I just submitted my October post for my blog at Traditional Building, entitled “Monument vs. Fabric, or the difficulty of admitting deep error.” This means I am free to post my last month’s TB post on my Architecture Here and There blog. It was called “Lost Providence: How to interpret my new book.” Here is that interpretation as enunciated by its author.
First, a passage from the TB interpretation of the book:
Since the late 1940s and ‘50s, modern architecture has attained such a stranglehold on the field of architecture that the prospects for reform have seemed bleak. It took modernism only a couple of decades to go from niche curiosity to the conventional wisdom. Tradition has been trying to stage a comeback since the late 1950s, when Henry Hope Reed published The Golden City. What gives me hope is the speed with which historic preservation transformed itself from a hobby to a mass movement – an ongoing social revolution triggered far less by a love of history than a desire to preserve local beauty from the threat of modern architecture. Reforming the field could happen in the blink of an eye.
Stranger things have happened – such as how it took modernism only a couple of decades to go from niche curiosity (see H.L. Mencken’s dismissive editorial, “The New Architecture,” in the American Mercury of February 1931) to conventional wisdom.
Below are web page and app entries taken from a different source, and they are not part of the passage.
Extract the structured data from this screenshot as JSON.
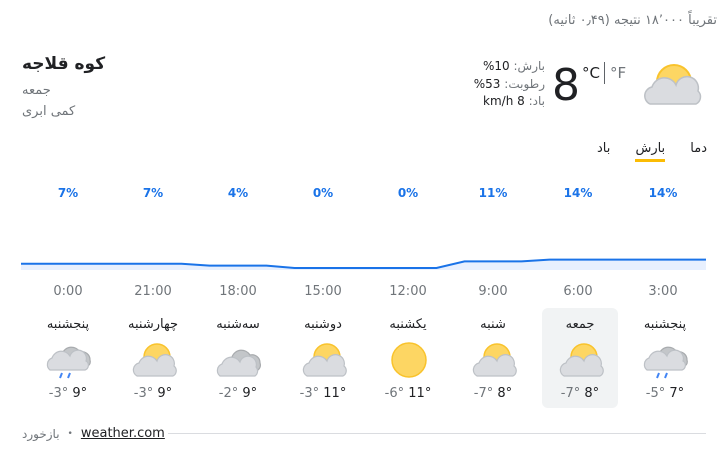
{
  "result_stats": "تقریباً ۱۸٬۰۰۰ نتیجه (۰٫۴۹ ثانیه)",
  "location": {
    "name": "کوه قلاجه",
    "day": "جمعه",
    "condition": "کمی ابری"
  },
  "current": {
    "temp": "8",
    "unit_c": "°C",
    "unit_f": "°F",
    "icon": "partly-cloudy-icon",
    "precip_label": "بارش:",
    "precip_value": "10%",
    "humidity_label": "رطوبت:",
    "humidity_value": "53%",
    "wind_label": "باد:",
    "wind_value": "8 km/h"
  },
  "tabs": [
    {
      "label": "دما",
      "active": false
    },
    {
      "label": "بارش",
      "active": true
    },
    {
      "label": "باد",
      "active": false
    }
  ],
  "chart_data": {
    "type": "area",
    "x": [
      "0:00",
      "21:00",
      "18:00",
      "15:00",
      "12:00",
      "9:00",
      "6:00",
      "3:00"
    ],
    "values": [
      7,
      7,
      4,
      0,
      0,
      11,
      14,
      14
    ],
    "labels": [
      "7%",
      "7%",
      "4%",
      "0%",
      "0%",
      "11%",
      "14%",
      "14%"
    ],
    "unit": "%",
    "color": "#1a73e8",
    "fill": "#e8f0fe"
  },
  "forecast": [
    {
      "day": "پنجشنبه",
      "hi": "9°",
      "lo": "-3°",
      "icon": "cloud-rain-icon",
      "selected": false
    },
    {
      "day": "چهارشنبه",
      "hi": "9°",
      "lo": "-3°",
      "icon": "partly-cloudy-icon",
      "selected": false
    },
    {
      "day": "سه‌شنبه",
      "hi": "9°",
      "lo": "-2°",
      "icon": "cloudy-icon",
      "selected": false
    },
    {
      "day": "دوشنبه",
      "hi": "11°",
      "lo": "-3°",
      "icon": "partly-cloudy-icon",
      "selected": false
    },
    {
      "day": "یکشنبه",
      "hi": "11°",
      "lo": "-6°",
      "icon": "sun-icon",
      "selected": false
    },
    {
      "day": "شنبه",
      "hi": "8°",
      "lo": "-7°",
      "icon": "partly-cloudy-icon",
      "selected": false
    },
    {
      "day": "جمعه",
      "hi": "8°",
      "lo": "-7°",
      "icon": "partly-cloudy-icon",
      "selected": true
    },
    {
      "day": "پنجشنبه",
      "hi": "7°",
      "lo": "-5°",
      "icon": "cloud-rain-icon",
      "selected": false
    }
  ],
  "footer": {
    "feedback": "بازخورد",
    "separator": "•",
    "source": "weather.com"
  }
}
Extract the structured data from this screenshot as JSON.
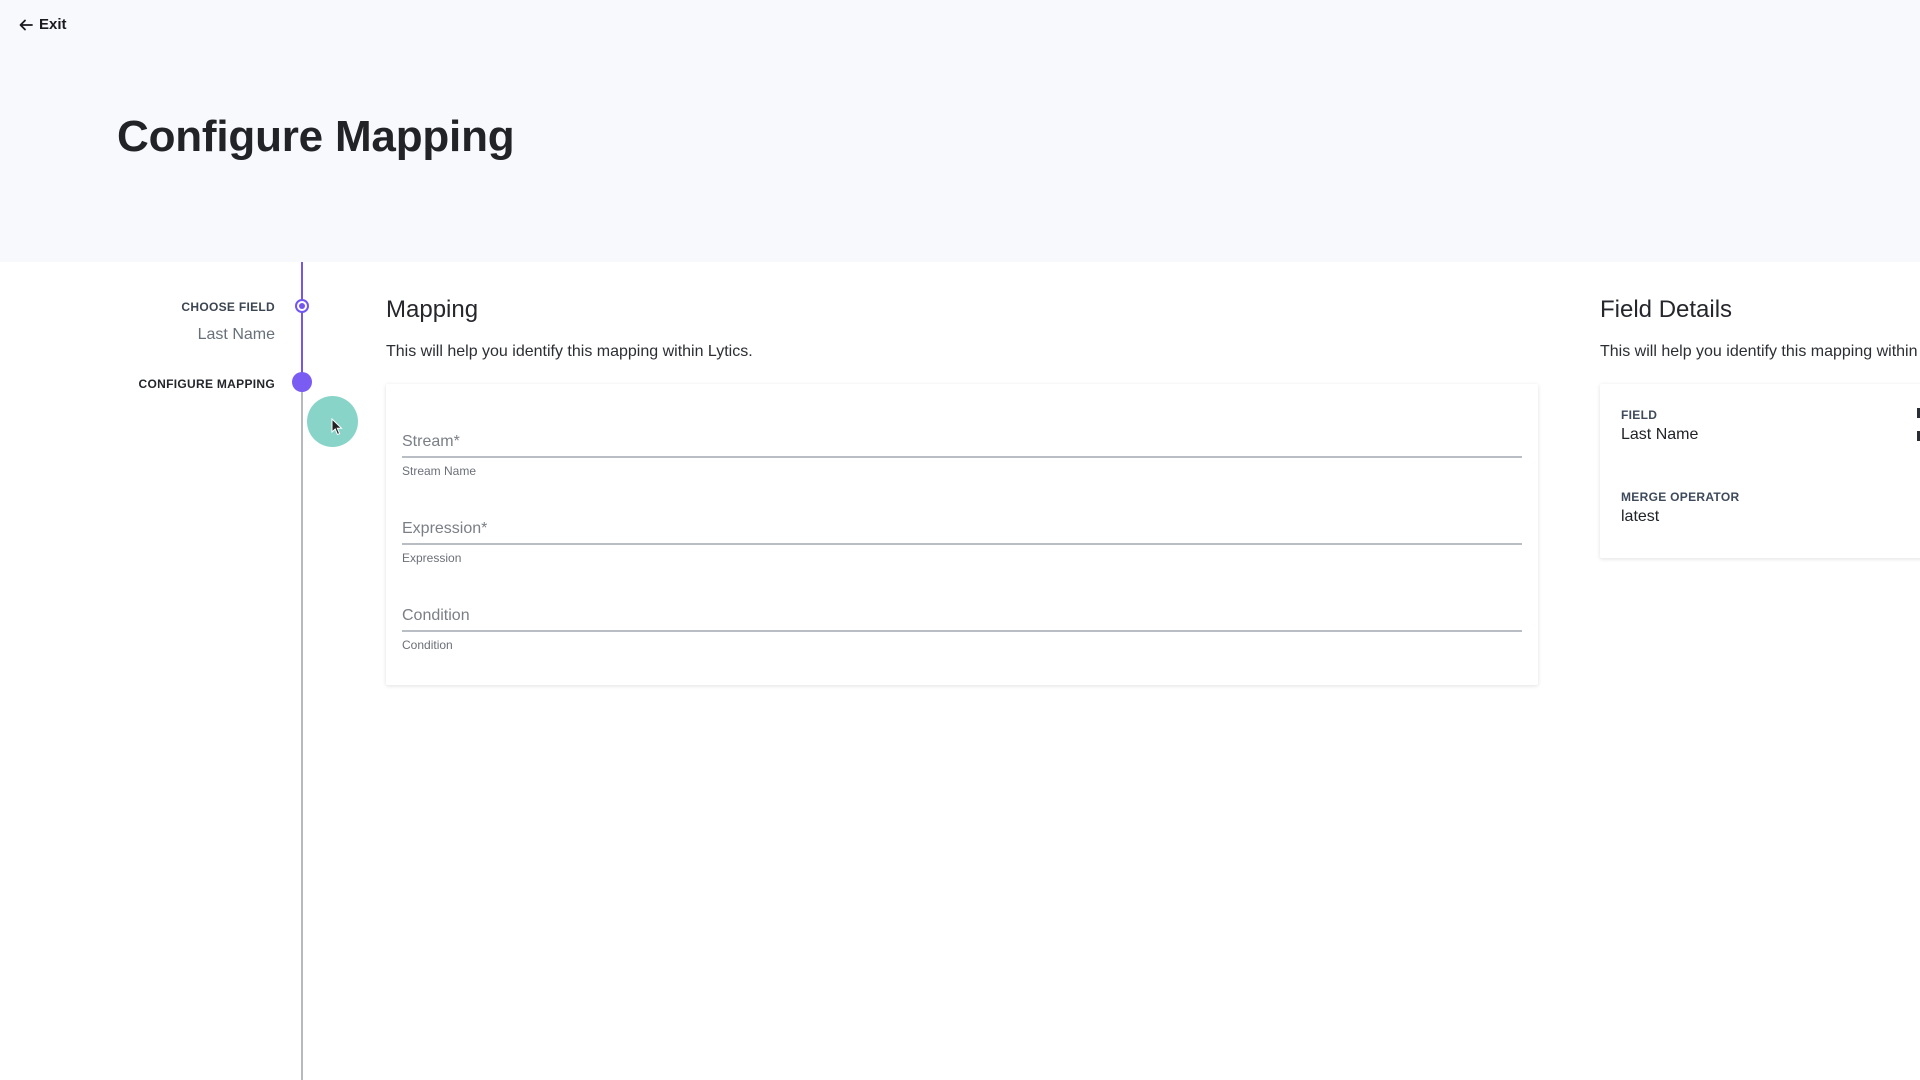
{
  "header": {
    "exit_label": "Exit",
    "title": "Configure Mapping"
  },
  "stepper": {
    "steps": [
      {
        "label": "CHOOSE FIELD",
        "value": "Last Name",
        "state": "completed"
      },
      {
        "label": "CONFIGURE MAPPING",
        "state": "active"
      }
    ],
    "accent_color": "#7356f0"
  },
  "mapping": {
    "title": "Mapping",
    "description": "This will help you identify this mapping within Lytics.",
    "fields": [
      {
        "placeholder": "Stream*",
        "value": "",
        "helper": "Stream Name"
      },
      {
        "placeholder": "Expression*",
        "value": "",
        "helper": "Expression"
      },
      {
        "placeholder": "Condition",
        "value": "",
        "helper": "Condition"
      }
    ]
  },
  "field_details": {
    "title": "Field Details",
    "description": "This will help you identify this mapping within",
    "items": [
      {
        "label": "FIELD",
        "value": "Last Name"
      },
      {
        "label": "MERGE OPERATOR",
        "value": "latest"
      }
    ]
  }
}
Should I take on that subject as the topic of a new book? Hmm.